GREENBACK CONSENSUS (Positive/Bear Market Indicator): Up up and away

December 10, 2014

Only just a few years ago, it looked like America’s best days were behind them. Mounting budget deficits, high unemployment, and back breaking oil prices were giving the US a big time beat-down.

No more.

It seems from the day the US ‘s credit rating was taken down from the platinum Triple-A rating, Uncle Sam has been slowly getting its groove back. Despite gridlock in Washington, enough traction was gained to reverse the mass spending in place. Unemployment has come down markedly, and thanks to a shale fracking boom in the Midwest, the country all of sudden isn’t as dependent on expensive foreign oil. Even with the Federal Reserve keeping interest rates near zero, that hasn’t reduced the demand for US Treasuries. Put all that together along with increasing malaise around the world and you have the recipe for an invigorated US dollar.

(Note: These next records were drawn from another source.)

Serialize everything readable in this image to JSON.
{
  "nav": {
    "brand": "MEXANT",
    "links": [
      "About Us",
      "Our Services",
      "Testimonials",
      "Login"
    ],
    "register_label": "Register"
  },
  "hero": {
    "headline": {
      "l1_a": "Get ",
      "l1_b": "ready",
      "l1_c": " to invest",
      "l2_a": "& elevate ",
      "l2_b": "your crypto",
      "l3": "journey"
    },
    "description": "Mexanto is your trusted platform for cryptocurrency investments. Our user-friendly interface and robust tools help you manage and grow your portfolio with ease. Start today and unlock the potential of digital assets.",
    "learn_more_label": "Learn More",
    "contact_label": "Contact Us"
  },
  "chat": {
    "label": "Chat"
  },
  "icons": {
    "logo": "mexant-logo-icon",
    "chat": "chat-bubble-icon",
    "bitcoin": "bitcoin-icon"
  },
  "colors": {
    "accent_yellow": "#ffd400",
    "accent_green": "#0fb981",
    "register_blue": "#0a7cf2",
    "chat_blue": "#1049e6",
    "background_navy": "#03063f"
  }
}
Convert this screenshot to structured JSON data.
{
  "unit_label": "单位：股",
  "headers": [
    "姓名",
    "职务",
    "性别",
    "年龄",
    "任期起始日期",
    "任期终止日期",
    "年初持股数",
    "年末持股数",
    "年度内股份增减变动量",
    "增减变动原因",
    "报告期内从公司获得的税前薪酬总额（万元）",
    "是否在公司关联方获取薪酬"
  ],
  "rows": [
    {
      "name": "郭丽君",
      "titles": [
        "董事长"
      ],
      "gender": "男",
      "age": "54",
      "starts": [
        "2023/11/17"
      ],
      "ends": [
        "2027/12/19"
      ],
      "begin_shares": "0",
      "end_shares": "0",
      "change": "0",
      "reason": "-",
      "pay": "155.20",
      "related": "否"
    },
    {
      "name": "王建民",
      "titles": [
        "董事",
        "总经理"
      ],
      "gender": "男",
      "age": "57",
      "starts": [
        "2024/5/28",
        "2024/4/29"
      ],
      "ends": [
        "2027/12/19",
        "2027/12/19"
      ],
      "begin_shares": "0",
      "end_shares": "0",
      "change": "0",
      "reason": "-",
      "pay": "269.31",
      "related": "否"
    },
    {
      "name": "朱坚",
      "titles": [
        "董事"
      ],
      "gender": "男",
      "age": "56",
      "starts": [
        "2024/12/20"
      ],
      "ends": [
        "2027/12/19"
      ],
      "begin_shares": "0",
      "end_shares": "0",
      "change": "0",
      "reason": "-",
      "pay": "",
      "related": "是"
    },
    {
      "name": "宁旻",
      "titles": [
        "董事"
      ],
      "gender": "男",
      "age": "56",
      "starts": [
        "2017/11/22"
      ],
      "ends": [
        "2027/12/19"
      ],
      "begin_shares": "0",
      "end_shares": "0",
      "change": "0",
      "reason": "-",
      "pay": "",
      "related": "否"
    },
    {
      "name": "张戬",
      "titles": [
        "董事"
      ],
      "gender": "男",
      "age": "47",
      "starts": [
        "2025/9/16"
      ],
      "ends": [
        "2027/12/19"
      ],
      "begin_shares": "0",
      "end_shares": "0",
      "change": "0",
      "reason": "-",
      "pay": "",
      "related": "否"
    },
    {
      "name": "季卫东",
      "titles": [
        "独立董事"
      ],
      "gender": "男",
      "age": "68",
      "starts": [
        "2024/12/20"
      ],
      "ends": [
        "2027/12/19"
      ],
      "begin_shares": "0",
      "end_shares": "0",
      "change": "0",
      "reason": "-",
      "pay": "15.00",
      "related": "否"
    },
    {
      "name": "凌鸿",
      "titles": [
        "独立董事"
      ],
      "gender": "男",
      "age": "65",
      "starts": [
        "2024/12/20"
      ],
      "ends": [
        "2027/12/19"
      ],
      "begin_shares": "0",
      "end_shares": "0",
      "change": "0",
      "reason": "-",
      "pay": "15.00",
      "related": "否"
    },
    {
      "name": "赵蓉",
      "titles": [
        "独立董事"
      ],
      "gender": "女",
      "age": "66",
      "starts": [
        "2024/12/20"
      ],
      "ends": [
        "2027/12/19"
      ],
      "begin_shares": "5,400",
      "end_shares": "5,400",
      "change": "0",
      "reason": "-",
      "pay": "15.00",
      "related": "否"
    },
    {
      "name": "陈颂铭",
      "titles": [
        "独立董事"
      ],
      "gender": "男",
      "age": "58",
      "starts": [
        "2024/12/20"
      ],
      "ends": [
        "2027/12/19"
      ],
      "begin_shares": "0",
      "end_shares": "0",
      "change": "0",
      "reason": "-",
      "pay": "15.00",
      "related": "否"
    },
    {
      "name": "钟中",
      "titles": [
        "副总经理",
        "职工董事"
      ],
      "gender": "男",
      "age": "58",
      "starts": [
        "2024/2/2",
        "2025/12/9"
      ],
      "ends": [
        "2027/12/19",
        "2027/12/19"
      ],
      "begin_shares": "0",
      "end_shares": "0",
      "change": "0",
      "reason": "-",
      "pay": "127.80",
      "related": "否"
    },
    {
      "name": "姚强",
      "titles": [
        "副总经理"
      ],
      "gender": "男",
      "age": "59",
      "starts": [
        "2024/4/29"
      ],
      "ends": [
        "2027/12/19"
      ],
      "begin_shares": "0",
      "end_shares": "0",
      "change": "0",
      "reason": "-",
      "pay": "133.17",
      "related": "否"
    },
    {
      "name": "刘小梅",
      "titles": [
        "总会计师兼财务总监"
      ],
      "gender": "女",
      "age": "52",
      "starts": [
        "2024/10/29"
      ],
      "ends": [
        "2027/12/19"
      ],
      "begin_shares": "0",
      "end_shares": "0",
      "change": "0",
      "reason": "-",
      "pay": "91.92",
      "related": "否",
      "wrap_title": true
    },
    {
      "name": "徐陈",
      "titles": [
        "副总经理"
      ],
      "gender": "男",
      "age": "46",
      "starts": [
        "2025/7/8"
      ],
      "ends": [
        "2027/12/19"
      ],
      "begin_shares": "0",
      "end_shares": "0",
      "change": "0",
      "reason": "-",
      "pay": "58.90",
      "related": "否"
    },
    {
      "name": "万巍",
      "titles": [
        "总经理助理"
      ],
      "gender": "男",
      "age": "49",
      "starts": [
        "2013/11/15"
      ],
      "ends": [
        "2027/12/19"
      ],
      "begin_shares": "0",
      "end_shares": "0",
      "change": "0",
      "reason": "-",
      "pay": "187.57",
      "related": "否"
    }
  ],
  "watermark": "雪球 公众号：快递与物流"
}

It is now at a seven year high versus the Japanese Yen, two-year high against the Euro and it’s been up more than 12 percent against the Canadian dollar.

The Consensus has taken notice. Hedge fund and other large speculators have boosted their long dollar positions, which are the highest since 2008. The consensus feels that with Quantitative Easing/Money Printing by the Federal Reserve in the past, the stage is set for interest rates to rise which again is good for the US dollar.

  • The Soothsayers are lining up with their bullish predictions:
  • Goldman Sachs sees the US/Euro going to $1.15 and the US/JPN going up to 130 by year end.  It calls it the top trade for 2015.
  • Nomura’s Jens Nordvig is targeting US/Euro at $1.12 and US/JPN at 125 by Q4 2015
  • Deutsche Bank’s Chief Currency Strategist Alan Ruskin sees “US growth exceptionalism”.

Sadly by the time the Soothsayers pound the table, especially when it comes to currencies, the easy money has been made.  There are still large possibilities that the Fed keeps interest rates where they are or Europe and Japan hold back from adding more stimulus, or simply the trade is done. If you want to go a step further, we have seen how even the threat of a rising interest rates has created a fear mentaility in Emerging Market currencies which could spark a global pull-back.  These have been heady times for the Greenback. The higher it goes, it opens the doors for other elements that could bring it down to earth pretty fast.